When he was a boy, Agriculture Minister Nikolai Fyodorov feared roving wolves on his way to school.
The school was seven kilometers away from his remote village, a distance that he covered by foot. In spring, the school break lasted longer than for most other Soviet children because slush and rains turned the ravines on the route into deadly traps.
Those rough times left indelible memories — so much so that he set about improving rural life in his native Chuvashia as soon as he came to rule the republic years later, in the early 1990s.
"On becoming Chuvashia's president, the first thing I decided was to create comfortable living conditions in the villages," Fyodorov said in a Monday meeting with reporters to introduce himself in his new capacity. "What prompted it may have been that I had seen them on my own."
Longtime president of Chuvashia before he stepped down in 2010, Fyodorov received the agriculture portfolio in Prime Minister Dmitry Medvedev's Cabinet announced last week, in a move that prompted questions about his links to the industry.
Outside the classroom, Fyodorov helped his father grow vegetables in their family garden. The patch had a greenhouse ё perhaps the only greenhouse in the republic — at a time when the Soviets frowned on too much private property, he said.
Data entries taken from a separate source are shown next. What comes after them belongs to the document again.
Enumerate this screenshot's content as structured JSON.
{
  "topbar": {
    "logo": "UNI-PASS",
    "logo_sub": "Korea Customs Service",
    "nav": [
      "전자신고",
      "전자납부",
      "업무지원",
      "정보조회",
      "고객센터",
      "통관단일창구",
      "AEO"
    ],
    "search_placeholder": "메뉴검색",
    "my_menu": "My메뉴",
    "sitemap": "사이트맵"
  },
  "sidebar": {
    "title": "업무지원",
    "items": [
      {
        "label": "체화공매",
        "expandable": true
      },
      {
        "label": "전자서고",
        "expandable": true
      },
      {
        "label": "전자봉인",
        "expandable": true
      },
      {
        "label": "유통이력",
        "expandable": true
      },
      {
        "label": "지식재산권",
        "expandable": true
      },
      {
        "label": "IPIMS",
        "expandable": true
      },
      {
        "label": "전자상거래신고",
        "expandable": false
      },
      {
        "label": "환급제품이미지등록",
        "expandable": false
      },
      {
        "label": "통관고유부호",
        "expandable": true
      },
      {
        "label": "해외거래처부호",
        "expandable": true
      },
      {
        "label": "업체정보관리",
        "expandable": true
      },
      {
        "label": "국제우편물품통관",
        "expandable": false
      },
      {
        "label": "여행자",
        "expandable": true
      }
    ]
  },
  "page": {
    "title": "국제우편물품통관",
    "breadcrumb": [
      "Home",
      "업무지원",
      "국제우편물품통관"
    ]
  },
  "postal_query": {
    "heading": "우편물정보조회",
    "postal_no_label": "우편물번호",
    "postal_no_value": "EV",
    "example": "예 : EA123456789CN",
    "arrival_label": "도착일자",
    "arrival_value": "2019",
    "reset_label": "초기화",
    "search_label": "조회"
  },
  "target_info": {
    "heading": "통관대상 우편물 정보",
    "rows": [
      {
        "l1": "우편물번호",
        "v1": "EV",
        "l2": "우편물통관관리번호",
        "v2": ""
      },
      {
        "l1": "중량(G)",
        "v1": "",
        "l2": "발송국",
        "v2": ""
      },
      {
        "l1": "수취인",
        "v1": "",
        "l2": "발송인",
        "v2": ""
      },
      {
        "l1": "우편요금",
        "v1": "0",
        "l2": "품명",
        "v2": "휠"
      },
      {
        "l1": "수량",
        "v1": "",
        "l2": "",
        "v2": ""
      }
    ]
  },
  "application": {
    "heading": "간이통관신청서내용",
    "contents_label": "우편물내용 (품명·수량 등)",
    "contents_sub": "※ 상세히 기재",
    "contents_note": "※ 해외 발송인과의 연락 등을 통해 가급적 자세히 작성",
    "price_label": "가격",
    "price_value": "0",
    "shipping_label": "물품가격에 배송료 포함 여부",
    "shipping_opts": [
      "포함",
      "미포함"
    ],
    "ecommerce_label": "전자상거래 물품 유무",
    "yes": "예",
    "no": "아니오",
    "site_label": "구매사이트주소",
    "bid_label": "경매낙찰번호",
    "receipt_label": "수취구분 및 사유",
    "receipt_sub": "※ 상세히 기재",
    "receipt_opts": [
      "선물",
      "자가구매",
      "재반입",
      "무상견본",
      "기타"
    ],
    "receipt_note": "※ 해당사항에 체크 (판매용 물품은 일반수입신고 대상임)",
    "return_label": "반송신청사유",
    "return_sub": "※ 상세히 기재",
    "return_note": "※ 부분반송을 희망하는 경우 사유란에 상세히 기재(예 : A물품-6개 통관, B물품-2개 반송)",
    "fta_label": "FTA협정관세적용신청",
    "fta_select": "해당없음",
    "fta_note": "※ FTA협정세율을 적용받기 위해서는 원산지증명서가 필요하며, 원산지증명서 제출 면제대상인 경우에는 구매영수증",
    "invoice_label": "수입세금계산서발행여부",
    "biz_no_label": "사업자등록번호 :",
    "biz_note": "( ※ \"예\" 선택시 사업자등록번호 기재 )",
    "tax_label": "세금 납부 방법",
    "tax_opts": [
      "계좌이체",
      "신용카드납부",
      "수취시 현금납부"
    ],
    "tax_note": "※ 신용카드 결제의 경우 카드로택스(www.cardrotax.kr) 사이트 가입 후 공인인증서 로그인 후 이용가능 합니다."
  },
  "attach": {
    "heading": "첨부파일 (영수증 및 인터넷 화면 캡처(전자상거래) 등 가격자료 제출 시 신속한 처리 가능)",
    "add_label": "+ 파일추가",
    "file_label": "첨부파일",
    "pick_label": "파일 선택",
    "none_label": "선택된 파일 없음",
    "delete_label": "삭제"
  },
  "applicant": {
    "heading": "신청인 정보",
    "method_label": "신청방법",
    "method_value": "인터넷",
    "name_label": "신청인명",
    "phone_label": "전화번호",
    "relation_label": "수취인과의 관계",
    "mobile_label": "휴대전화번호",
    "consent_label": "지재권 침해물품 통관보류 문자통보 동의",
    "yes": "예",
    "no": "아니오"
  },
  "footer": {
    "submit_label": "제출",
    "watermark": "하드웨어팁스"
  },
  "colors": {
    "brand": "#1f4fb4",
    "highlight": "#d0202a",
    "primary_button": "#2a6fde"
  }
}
"The first cucumber or the first tomato that appeared on the outdoor market in Cheboksary came from the Fyodorov farm," Fyodorov said proudly, referring to the republic's capital.
His father was the son of a rich peasant dispossessed in 1929 and later wounded fighting for the Soviet army in the assault on Nazi-held K?nigsberg during World War II.
The rural programs he started in Chuvashia as president — linking all settlements with hard-surfaced roads, providing natural gas as a household fuel, introducing a network of family practitioners modeled on Canada's, building schools and libraries — were to make farming attractive as a business, he said.
"I wish my father and I had these conditions in those years," he said, after stating that he completed most of the programs.
His goals now are to create similar conditions across the country, he said.
Fyodorov will also seek a "new industrialization" of agriculture by assisting farmers to buy energy-efficient equipment and new technologies, he said.
As another goal, he wants to increase the use of mineral fertilizers to industry standards, something farmers can ill afford now. Fyodorov said, without elaborating, that he would push for measures to reduce prices.
Fyodorov replaced Yelena Skrynnik, and the change showed in the reception area of the minister's office. Gone are the full-length mirror and the shiny artificial apple tree.
Fyodorov completed his post-graduate studies in Moscow's State and Law Institute the same year, 1985, as Larisa Brycheva, whom President Vladimir Putin reappointed as his legal aide last week. Another fellow student was Dzhakhan Pollyeva, a longtime Kremlin aide and State Duma chief of staff since January.